Nanci Koschman says the things she learned reading special prosecutor Dan K. Webb's report on her son David Koschman's death were upsetting and eye-opening. | Peter Holderness / Sun-Times
Updated: May 21, 2014 6:32AM
There is a different sound to Nanci Koschman’s voice this Easter over last.
Maybe it’s because she’s marking the 10th anniversary of the lone punch that ended the life of her only child, David.
But in her voice, there is more.
Easter is a season of transformation from suffering to renewal.
Nanci Koschman, 65, may be entering a new season of her own.
Anyone who has read the Sun-Times for the last three years knows this story. Knows it has taken a relentless news investigation led by Tim Novak and Chris Fusco; a special prosecutor; the involuntary manslaughter conviction of R.J. Vanecko; and a 162-page report — all to confirm what was obvious from the beginning. That the 2004 assault on 21-year-old David Koschman by a member of the Daley clan was covered up not once but twice by the Chicago police and Cook County prosecutors.
Though R.J. Vanecko this year admitted his guilt and served 60 days in jail, he is the only person in this whole horrible saga who’s been held legally or ethically accountable.
Mrs. Koschman keeps re-reading special prosecutor Dan Webb’s thick report. Each time, she is shocked to find yet another detail never revealed to her by authorities.
“If there are five stages of grief,” she told me, “I’m now in the second one.”
The first stage, as famed Dr. Elisabeth Kubler-Ross taught us, is denial and isolation.
The second stage is anger.
Nanci Koschman is angry.
Which is why she, through attorneys Locke Bowman and G. Flint Taylor, filed a lawsuit in federal court charging the denial of her son’s civil rights.
“This is not about money,” said Mrs. Koschman. “I have nothing to lose anymore.”
The first hearing took place on Tuesday.

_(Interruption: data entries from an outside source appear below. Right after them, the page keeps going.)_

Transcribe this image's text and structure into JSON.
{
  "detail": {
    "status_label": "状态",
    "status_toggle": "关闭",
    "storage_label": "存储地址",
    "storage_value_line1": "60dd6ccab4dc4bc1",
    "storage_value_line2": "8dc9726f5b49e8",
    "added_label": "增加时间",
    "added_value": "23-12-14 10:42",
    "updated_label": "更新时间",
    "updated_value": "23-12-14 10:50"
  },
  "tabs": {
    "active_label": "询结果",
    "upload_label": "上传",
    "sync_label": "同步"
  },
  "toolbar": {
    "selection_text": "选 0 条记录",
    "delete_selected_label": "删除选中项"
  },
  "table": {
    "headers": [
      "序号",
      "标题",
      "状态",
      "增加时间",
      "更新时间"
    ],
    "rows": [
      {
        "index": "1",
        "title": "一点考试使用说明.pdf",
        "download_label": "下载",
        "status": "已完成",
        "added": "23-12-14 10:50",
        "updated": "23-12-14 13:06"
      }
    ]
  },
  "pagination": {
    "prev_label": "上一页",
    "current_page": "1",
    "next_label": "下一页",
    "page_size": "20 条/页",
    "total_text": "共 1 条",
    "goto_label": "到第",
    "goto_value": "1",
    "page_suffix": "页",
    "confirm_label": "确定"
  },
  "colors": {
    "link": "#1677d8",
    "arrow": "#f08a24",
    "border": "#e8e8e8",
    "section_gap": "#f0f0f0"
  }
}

There are more than 30 named defendants, including current and former heads of the state’s attorney’s office Anita Alvarez and Dick Devine; former police superintendents Phil Cline and Jody Weis; R.J. Vanecko and Daley family members. But it is taxpayers who will underwrite the legal tab for any and all government officials.
“There is no underestimating the potential for the expensive and time-consuming process,” said Bowman.
If U.S. District Judge Rebecca Pallmeyer green-lights this case, it will take years to resolve, as private law firms hired by the city and county make a bundle.
It doesn’t have to be.
Did the Jon Burge police torture cases teach us nothing? About how nearly $100 million in tax dollars went down the drain to try but fail to keep government’s dirty little secrets from the public?
This case can be different.
Rahm Emanuel wasn’t the mayor, and Garry McCarthy wasn’t the police superintendent when this happened.
They can do something significant. By scrubbing the Chicago Police Department of officers who threw David Koschman under the bus. By making Freedom of Information requests an open door rather than an obstacle course so we’re not pulling teeth to find the truth. And by joining in a request to open the special prosecutor’s grand jury material to public view.
This is a case about justice.
About renewing trust.
And it reaches way beyond Nanci and David Koschman.